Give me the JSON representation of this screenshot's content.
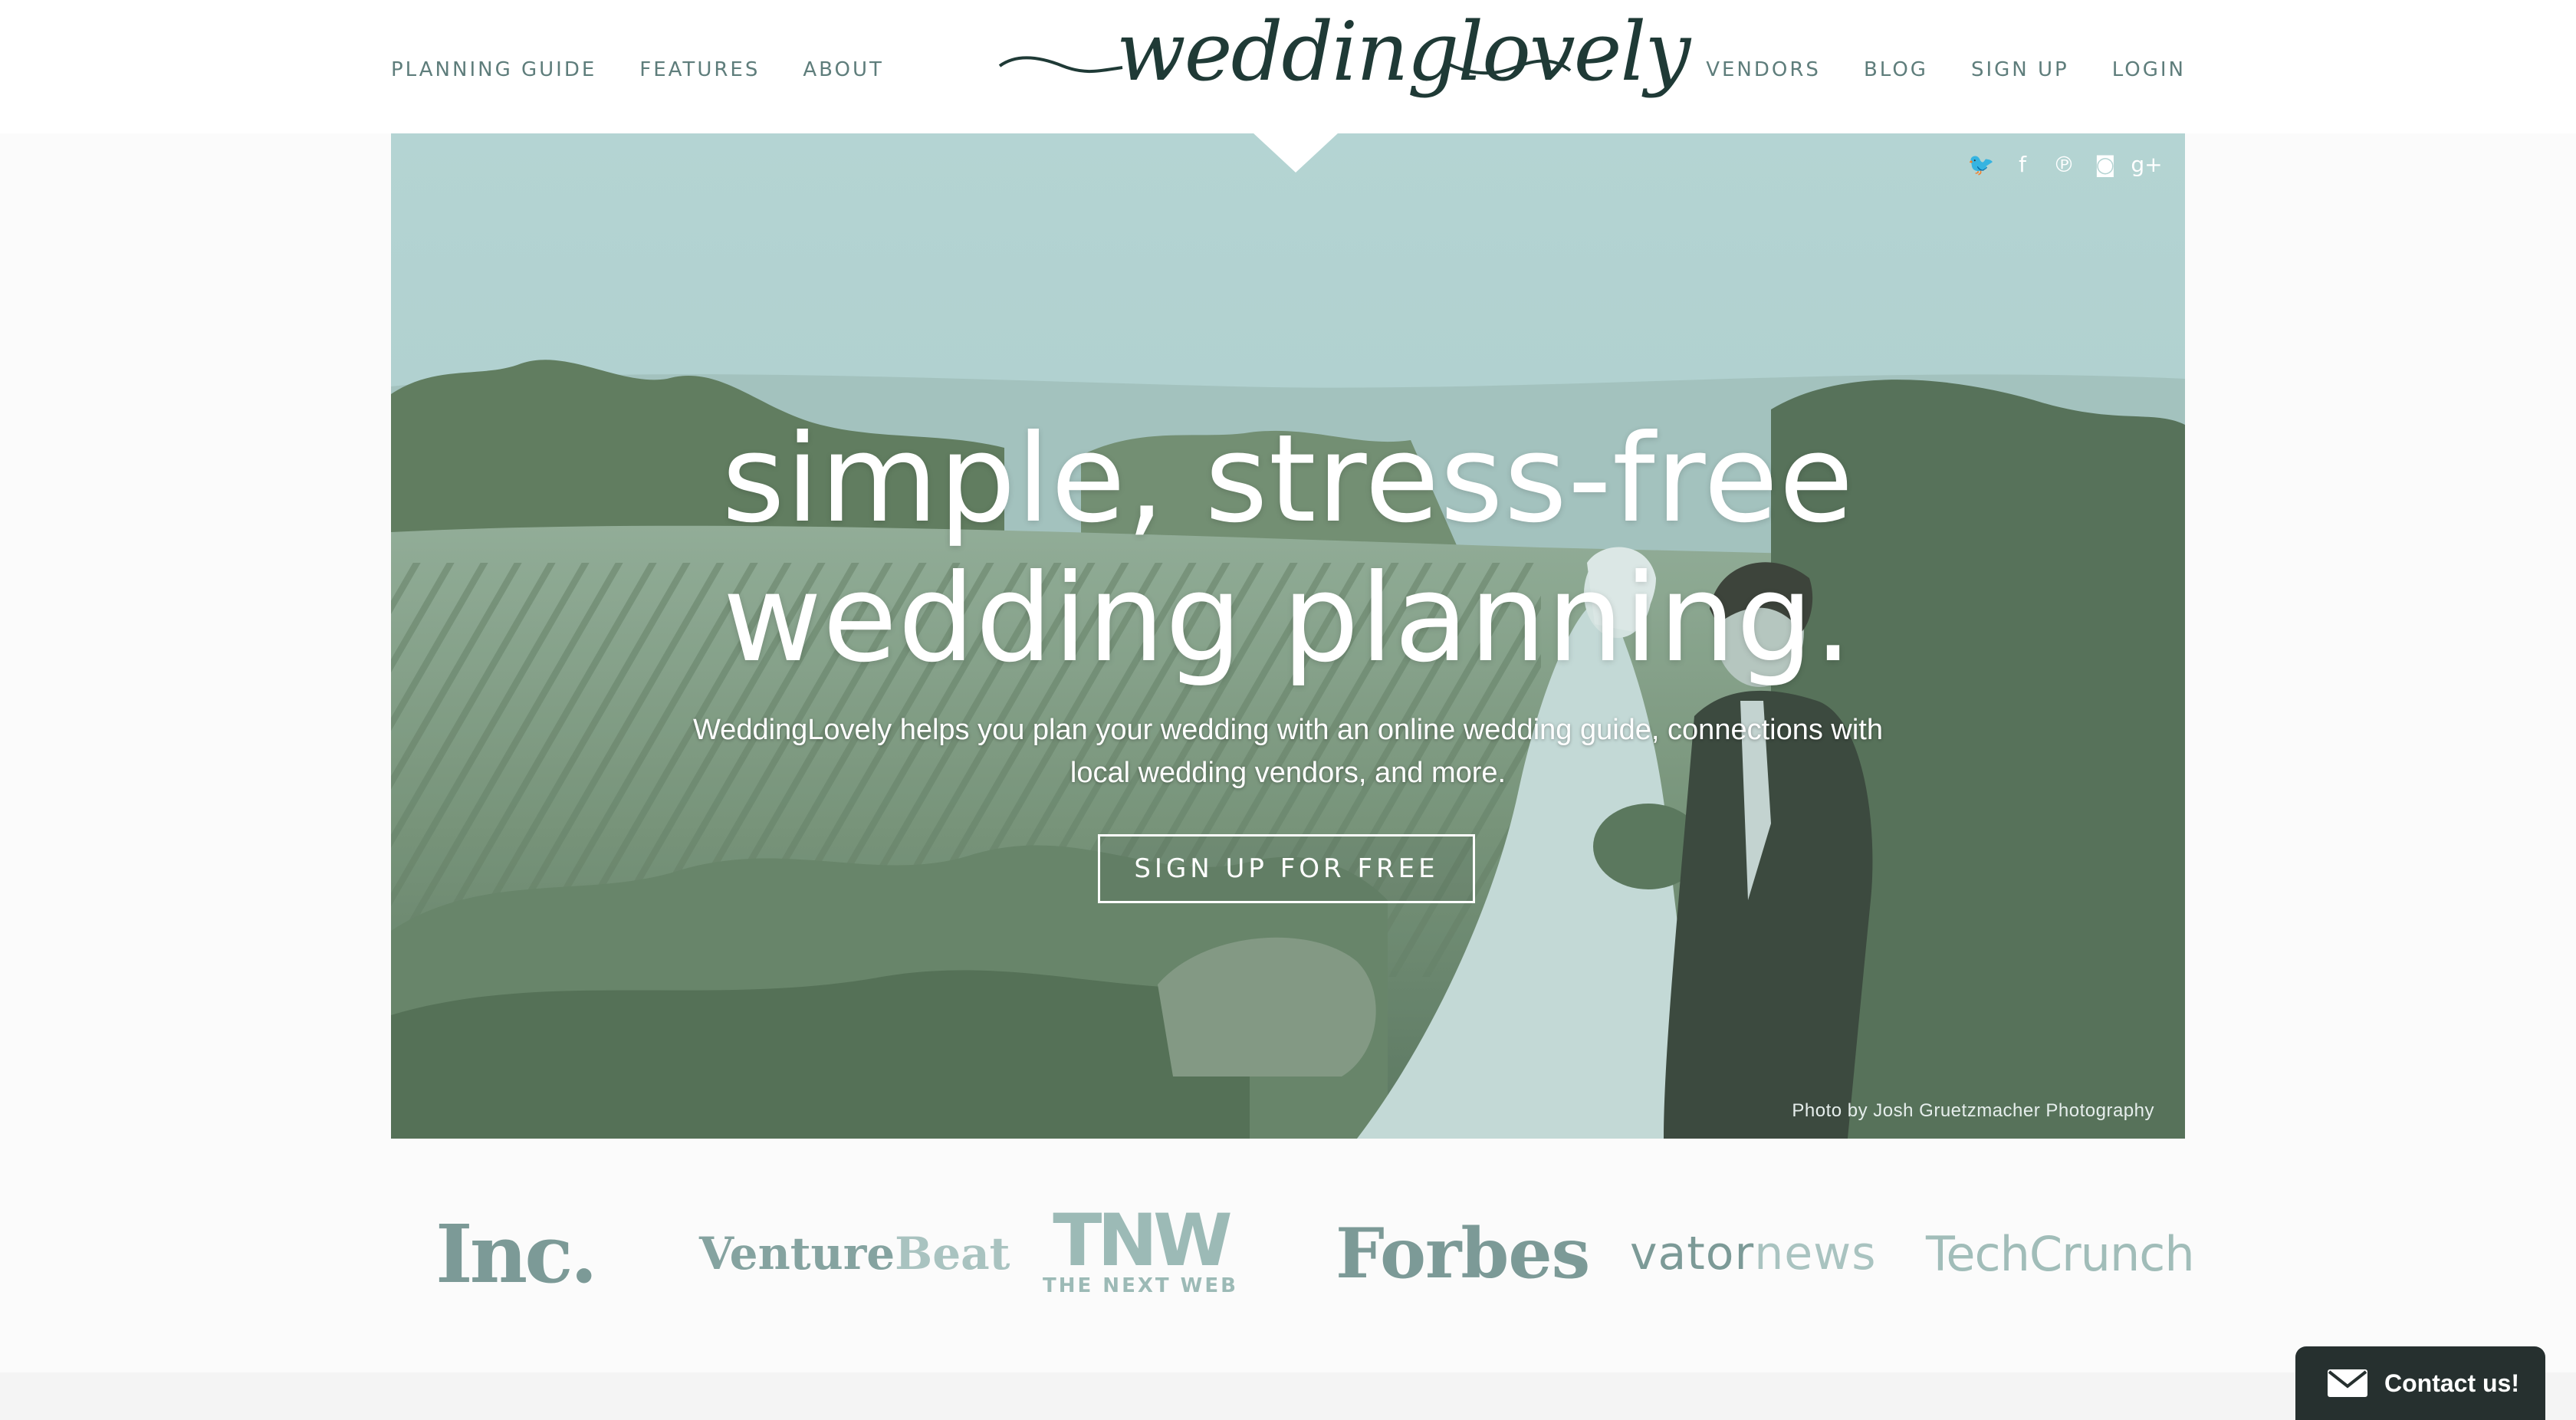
{
  "nav": {
    "left": [
      "PLANNING GUIDE",
      "FEATURES",
      "ABOUT"
    ],
    "right": [
      "VENDORS",
      "BLOG",
      "SIGN UP",
      "LOGIN"
    ]
  },
  "logo": {
    "text": "weddinglovely"
  },
  "social": [
    {
      "icon": "twitter-icon",
      "glyph": "🐦"
    },
    {
      "icon": "facebook-icon",
      "glyph": "f"
    },
    {
      "icon": "pinterest-icon",
      "glyph": "℗"
    },
    {
      "icon": "instagram-icon",
      "glyph": "◙"
    },
    {
      "icon": "google-plus-icon",
      "glyph": "g+"
    }
  ],
  "hero": {
    "headline_line1": "simple, stress-free",
    "headline_line2": "wedding planning.",
    "subtitle_line1": "WeddingLovely helps you plan your wedding with an online wedding guide, connections with",
    "subtitle_line2": "local wedding vendors, and more.",
    "cta": "SIGN UP FOR FREE",
    "credit": "Photo by Josh Gruetzmacher Photography"
  },
  "press": {
    "inc": "Inc.",
    "venturebeat_a": "Venture",
    "venturebeat_b": "Beat",
    "tnw_big": "TNW",
    "tnw_small": "THE NEXT WEB",
    "forbes": "Forbes",
    "vator_a": "vator",
    "vator_b": "news",
    "techcrunch": "TechCrunch"
  },
  "contact": {
    "label": "Contact us!"
  },
  "colors": {
    "accent": "#5e7d7b",
    "hero_tint": "#b4d4d3",
    "contact_bg": "#26302f"
  }
}
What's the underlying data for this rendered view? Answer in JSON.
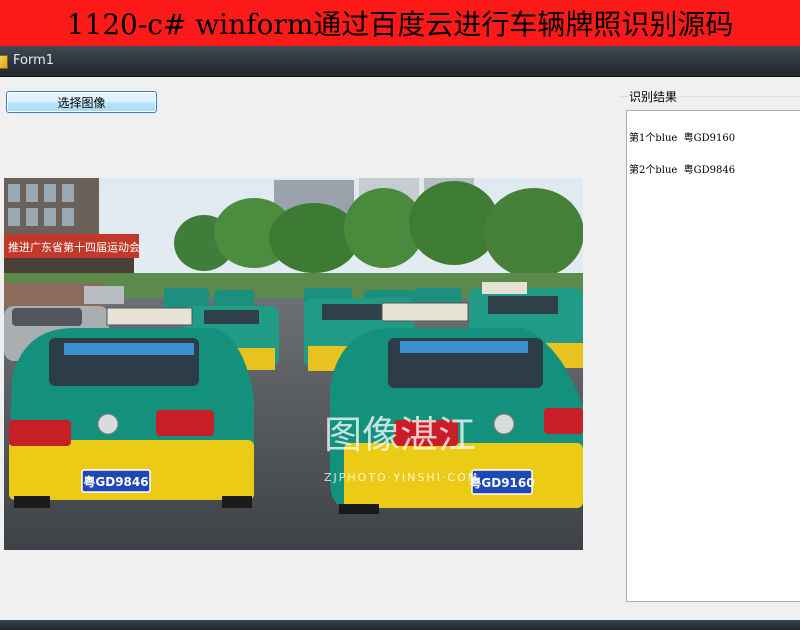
{
  "banner": {
    "title": "1120-c# winform通过百度云进行车辆牌照识别源码"
  },
  "window": {
    "title": "Form1"
  },
  "toolbar": {
    "select_image_label": "选择图像"
  },
  "results": {
    "group_label": "识别结果",
    "lines": [
      "第1个blue  粤GD9160",
      "第2个blue  粤GD9846"
    ]
  },
  "photo": {
    "left_banner_text": "推进广东省第十四届运动会",
    "plate_left": "粤GD9846",
    "plate_right": "粤GD9160",
    "watermark_cn": "图像湛江",
    "watermark_en": "ZJPHOTO·YINSHI·COM"
  }
}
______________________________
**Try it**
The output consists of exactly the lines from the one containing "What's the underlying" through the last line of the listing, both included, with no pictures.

**Answer to this problem**
What's the underlying data for this rendered view? Answer in JSON.
{
  "banner": {
    "title": "1120-c# winform通过百度云进行车辆牌照识别源码"
  },
  "window": {
    "title": "Form1"
  },
  "toolbar": {
    "select_image_label": "选择图像"
  },
  "results": {
    "group_label": "识别结果",
    "lines": [
      "第1个blue  粤GD9160",
      "第2个blue  粤GD9846"
    ]
  },
  "photo": {
    "left_banner_text": "推进广东省第十四届运动会",
    "plate_left": "粤GD9846",
    "plate_right": "粤GD9160",
    "watermark_cn": "图像湛江",
    "watermark_en": "ZJPHOTO·YINSHI·COM"
  }
}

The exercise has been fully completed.